With experience working in a business process consulting and engineering firm, I have found that an invisible problem is the most common: businesses frequently attempt to implement a solution or software, in efforts to automate a process that was broken to begin with. The company then turns to IT, expecting them to tune and customize it to the company, to fix that automated process. There are two problems here: 1) The process is broken to begin with, so automating it only makes matters worse, and 2) IT cannot properly customize software if they are not 100% sure of what the goals of the business are, and the particular hopes for the solution itself.
This is why it is imperative that you asses your business processes first. Identify if your processes are optimal for your company. Conducting a gap analysis will also help you uncover some other problems you may be having, not just within your processes, but among your tools and your people too. Upon conducting the gap analysis, IT can help business leaders better understand some of these problems.
Communicate to Create a Plan:
Gap analysis of business processes will help with devising a realistic strategy that will migrate the business toward their goals. However, it is imperative that the findings and insights are shared in order to coordinate a plan to achieving a business goal. This planning stage will help close the gap between what business managers need and what IT delivers.
But keep in mind that just because business executives created a plan doesn’t mean that it is a good plan. Both IT and business should be involved in the creation in order to create an optimal plan. The first step to doing this is to talk to each other.
Communication between IT and business can be difficult. There is tech lingo, and there is business lingo; and the two do not mix well. When I think of an apple, I think of a green fruit with a stem and leaf, but you may think of a red fruit with no stem. It is the same concept here.

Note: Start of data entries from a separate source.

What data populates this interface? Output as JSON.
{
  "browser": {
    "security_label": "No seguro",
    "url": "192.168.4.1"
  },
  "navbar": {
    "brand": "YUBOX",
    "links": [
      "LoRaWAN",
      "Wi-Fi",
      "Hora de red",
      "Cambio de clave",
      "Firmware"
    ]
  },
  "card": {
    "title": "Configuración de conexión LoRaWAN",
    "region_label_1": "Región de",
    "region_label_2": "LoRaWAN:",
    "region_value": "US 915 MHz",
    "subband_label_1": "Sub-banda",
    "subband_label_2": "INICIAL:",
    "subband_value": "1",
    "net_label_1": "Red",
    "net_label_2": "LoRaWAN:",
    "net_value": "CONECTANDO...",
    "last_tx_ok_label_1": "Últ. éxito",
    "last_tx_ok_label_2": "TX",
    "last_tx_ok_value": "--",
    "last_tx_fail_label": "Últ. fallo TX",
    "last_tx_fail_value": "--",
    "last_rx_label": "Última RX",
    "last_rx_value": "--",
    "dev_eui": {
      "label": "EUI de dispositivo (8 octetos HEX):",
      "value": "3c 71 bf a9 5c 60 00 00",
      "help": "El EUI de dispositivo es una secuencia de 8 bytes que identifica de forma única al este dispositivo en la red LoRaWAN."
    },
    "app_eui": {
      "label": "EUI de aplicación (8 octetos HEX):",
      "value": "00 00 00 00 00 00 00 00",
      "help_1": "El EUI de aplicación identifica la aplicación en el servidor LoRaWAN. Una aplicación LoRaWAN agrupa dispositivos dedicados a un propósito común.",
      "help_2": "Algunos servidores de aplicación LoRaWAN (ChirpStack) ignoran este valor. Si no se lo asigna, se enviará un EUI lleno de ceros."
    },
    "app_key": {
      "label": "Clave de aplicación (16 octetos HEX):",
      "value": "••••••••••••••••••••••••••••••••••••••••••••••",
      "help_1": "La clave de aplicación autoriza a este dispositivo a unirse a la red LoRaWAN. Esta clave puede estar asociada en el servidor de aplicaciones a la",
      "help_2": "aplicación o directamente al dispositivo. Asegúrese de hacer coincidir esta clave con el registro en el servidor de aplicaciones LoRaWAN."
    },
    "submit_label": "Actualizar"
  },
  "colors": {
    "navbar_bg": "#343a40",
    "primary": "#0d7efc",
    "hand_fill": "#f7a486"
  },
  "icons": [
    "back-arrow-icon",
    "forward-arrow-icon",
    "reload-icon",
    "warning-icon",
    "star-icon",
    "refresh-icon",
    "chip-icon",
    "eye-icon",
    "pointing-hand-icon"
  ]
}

One way of avoiding barriers to communication is to provide additional resources for both IT and business executives. This can be visuals in a presentation, or even links to articles or case studies that describe a similar goal or outcome.
There should also be an ongoing dialogue to clarify business needs, in business terms for all members of IT. IT executives and their colleagues need to understand exactly what it is that the business expects from their tools, and business executives need to understand exactly what it is that IT can feasibly provide them with.
Implementation and Training:
During this phase, it is again critical to communicate. IT understands exactly how the tools work, but other employees may not understand. So whenever a new solution is implemented, it is imperative to conduct proper training on how to use the tool, and why it is useful.
I think of software or tools like sewing kits. The sewing kit is a great tool that can be used to fix a problem- to repair a torn seam. But if you give that sewing kit to someone who has never used it before, it probably will not get fixed- or at least not well. But if your mom taught you exactly how to tie the needle to the thread, and pull the needle through, and use the thimble to protect yourself, then you can fix the problem, seamlessly.
The same concept can be applied to software solutions. You need to ensure that every user (not just the executives, or just the front line employees) are able to effectively use the tool. This will ultimately optimize the results.